Estate planning can get complicated when it involves transferring a collection of art, cars or other such possessions. It gets trickier still for guns.
Whether it is grandpa’s Browning rifle from World War II, an antique pistol from the Revolutionary War passed down through generations, or a collection of hunting guns, firearms present some unique legal challenges. These often can be solved through the use of a so-called gun trust.
Typically set up as a revocable living trust, a gun trust is crafted specifically to hold firearms, with the gun owner generally acting as the trustee.
They are most commonly used to hold certain federally-restricted items, such as silencers because they can help cut down on some of the paperwork needed to possess, transfer and own such possessions. But estate planners say they are increasingly being used to create a road map for families left to handle a deceased loved-one's collection.
For one thing, many executors or trustees might not be familiar with state and federal laws for firearms, as well as safety, storage, or the best way to liquidate a collection. By setting up a specific gun trust, a successor trustee that is well-versed in firearms and the laws affecting them can be named to handle the transfer of the collection.
A big issue is often who would be the likely buyers and who to trust to treat your family fairly. Having a trustee with firearms knowledge can be helpful.
A successor trustee can make sure the beneficiaries are legally allowed to access or own the firearms. The U.S. Gun Control Act of 1968 bars giving or selling a gun to someone who is, for example, under indictment for a serious crime or is an addict. A trustee can also help create contingency plans in case a beneficiary becomes a so-called prohibited person at some point.
Another benefit of a gun trust: Avoiding the probate process that could expose a collection and the beneficiaries to becoming a part of the public record.

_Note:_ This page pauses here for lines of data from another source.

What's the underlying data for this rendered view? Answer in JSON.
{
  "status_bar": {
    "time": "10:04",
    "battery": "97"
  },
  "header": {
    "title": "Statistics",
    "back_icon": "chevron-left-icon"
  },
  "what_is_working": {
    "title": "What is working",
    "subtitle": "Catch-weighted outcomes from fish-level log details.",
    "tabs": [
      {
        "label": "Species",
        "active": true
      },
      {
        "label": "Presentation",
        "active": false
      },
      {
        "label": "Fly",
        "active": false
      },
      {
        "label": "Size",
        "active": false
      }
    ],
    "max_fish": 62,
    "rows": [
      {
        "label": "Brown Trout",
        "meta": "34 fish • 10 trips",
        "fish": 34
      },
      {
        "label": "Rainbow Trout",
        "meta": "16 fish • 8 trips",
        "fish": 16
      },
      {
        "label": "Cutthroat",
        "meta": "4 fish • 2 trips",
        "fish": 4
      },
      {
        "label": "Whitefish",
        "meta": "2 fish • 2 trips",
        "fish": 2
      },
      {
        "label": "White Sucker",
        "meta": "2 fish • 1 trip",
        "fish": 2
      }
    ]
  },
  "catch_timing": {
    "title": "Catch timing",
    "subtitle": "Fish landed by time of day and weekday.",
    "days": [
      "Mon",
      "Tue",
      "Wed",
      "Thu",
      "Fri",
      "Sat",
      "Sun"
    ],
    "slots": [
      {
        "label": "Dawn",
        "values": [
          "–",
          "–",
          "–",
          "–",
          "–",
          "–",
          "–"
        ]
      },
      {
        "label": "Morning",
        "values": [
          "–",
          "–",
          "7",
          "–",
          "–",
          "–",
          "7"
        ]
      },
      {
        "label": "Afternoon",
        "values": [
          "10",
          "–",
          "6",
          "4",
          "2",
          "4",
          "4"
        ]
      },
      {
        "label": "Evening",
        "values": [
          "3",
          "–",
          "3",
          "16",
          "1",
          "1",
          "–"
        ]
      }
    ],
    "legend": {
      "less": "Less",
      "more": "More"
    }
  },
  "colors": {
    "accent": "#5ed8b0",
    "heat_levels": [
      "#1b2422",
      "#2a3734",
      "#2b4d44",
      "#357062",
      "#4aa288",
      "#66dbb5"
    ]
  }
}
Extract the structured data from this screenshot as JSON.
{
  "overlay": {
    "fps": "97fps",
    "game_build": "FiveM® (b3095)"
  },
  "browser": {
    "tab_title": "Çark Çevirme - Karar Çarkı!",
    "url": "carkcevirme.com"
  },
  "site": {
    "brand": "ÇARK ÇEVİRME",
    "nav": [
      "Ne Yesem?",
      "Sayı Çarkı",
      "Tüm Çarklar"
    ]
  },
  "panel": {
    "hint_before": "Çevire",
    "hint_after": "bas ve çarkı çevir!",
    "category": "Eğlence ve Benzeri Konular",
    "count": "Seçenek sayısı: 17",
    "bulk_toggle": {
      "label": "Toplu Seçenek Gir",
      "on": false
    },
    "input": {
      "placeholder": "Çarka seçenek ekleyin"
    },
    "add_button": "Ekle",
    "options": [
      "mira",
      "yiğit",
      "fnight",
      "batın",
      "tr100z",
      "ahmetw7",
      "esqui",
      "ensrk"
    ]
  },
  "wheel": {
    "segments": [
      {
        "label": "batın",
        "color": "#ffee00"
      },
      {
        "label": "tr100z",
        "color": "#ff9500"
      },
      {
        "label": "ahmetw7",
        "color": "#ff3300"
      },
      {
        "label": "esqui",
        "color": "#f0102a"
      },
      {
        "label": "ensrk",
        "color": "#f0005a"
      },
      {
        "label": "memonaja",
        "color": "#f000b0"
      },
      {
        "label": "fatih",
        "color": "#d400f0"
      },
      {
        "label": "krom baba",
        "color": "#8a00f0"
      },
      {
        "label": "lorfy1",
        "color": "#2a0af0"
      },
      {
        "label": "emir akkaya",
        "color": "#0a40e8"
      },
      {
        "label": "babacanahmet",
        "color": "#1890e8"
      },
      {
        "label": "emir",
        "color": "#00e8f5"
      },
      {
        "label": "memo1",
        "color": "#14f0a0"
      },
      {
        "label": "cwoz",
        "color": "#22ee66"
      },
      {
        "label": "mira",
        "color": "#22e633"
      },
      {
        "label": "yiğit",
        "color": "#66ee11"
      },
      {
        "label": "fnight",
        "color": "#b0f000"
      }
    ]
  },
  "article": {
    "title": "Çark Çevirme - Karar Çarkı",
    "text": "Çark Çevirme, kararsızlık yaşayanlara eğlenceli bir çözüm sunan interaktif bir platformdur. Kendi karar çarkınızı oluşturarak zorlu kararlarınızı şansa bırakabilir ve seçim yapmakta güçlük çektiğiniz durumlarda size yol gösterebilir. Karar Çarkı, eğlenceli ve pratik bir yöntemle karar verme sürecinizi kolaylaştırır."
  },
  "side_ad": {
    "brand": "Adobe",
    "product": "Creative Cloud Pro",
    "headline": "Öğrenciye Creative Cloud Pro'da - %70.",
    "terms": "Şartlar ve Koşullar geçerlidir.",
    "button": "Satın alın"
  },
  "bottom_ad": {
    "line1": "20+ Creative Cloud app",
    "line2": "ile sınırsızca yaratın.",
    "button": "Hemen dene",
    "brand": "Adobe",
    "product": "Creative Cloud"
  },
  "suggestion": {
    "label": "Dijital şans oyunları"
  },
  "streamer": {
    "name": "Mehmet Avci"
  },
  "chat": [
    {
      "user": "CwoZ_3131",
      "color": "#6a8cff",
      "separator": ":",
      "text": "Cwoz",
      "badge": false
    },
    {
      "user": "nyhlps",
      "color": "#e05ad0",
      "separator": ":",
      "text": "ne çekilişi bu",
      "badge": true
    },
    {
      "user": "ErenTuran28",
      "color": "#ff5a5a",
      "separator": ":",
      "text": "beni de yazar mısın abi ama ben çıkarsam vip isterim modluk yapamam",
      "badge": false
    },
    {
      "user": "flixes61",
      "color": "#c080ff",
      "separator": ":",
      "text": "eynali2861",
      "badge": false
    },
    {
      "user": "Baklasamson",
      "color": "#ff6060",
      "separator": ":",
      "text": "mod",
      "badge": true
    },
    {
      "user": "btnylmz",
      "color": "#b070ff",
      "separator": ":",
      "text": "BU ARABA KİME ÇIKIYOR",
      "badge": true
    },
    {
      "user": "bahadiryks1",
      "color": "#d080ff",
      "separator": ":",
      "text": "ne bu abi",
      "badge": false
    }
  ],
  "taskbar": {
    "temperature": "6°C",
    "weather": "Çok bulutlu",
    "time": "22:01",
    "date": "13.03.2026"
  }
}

Privacy is especially important to many collectors with valuable items that could become the target of thieves.
A gun trust doesn’t always make sense for a client, especially if the heirs are likely to be experienced with firearms themselves. Trusts also aren’t usually worth creating for those with very few, lower-value firearms that aren’t subject to certain federal restrictions.
If you would like to learn more about gun trusts or need help to determine if a gun trust is right for you, contact our office.